» DIRECTIONS FOR THIS TASK
If a line in the data below contains the word "crest", copy it out.

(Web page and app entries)
☆ ☆ ☆ ☆

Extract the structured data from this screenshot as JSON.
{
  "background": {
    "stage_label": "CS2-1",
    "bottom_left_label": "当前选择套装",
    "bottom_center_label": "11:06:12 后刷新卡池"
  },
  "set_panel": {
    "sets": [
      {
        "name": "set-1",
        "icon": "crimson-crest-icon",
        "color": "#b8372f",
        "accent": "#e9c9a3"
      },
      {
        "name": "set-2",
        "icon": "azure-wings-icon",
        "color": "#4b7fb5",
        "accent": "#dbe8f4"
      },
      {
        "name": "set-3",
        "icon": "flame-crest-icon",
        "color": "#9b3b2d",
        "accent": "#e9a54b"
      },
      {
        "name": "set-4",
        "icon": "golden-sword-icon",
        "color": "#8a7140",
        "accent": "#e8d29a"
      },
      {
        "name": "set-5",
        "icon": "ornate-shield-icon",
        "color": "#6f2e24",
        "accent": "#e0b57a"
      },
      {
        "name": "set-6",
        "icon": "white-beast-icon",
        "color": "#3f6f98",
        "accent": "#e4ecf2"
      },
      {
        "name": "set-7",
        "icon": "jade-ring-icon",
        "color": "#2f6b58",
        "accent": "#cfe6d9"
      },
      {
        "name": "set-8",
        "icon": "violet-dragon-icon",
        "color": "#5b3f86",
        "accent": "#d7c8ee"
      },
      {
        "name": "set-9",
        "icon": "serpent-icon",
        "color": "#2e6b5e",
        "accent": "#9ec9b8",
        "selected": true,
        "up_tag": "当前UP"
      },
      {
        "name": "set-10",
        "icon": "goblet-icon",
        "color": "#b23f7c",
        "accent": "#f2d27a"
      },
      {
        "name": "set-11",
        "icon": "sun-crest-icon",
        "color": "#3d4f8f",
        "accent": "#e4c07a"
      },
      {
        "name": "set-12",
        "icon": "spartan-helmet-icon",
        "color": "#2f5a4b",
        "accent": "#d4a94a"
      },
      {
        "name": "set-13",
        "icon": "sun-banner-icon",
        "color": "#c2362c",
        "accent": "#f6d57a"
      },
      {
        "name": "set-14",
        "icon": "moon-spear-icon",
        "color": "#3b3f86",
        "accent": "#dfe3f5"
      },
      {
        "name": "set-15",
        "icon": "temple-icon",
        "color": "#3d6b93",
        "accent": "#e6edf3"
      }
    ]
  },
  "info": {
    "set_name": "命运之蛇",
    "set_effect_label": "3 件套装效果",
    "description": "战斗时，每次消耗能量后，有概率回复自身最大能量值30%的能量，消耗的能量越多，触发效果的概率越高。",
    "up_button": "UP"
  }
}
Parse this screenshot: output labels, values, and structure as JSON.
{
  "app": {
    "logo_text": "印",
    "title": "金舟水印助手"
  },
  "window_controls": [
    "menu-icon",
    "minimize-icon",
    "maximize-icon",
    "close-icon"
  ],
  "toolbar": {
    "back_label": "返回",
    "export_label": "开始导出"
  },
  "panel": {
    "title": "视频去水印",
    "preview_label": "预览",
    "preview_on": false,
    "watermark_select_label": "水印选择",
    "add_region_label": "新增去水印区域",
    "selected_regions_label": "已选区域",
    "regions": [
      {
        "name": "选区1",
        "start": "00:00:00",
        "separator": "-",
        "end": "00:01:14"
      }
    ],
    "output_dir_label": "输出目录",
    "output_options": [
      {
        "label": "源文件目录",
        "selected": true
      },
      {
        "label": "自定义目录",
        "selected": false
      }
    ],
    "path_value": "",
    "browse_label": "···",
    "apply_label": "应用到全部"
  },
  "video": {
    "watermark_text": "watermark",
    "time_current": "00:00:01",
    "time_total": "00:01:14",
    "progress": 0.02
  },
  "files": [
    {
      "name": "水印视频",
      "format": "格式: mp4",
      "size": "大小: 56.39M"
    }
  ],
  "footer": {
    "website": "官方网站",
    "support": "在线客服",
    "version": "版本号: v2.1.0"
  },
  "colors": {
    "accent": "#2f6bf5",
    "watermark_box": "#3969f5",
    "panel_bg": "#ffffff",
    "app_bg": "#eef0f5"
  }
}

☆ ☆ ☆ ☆

» RESPONSE TO THIS TASK
        "icon": "crimson-crest-icon",
        "icon": "flame-crest-icon",
        "icon": "sun-crest-icon",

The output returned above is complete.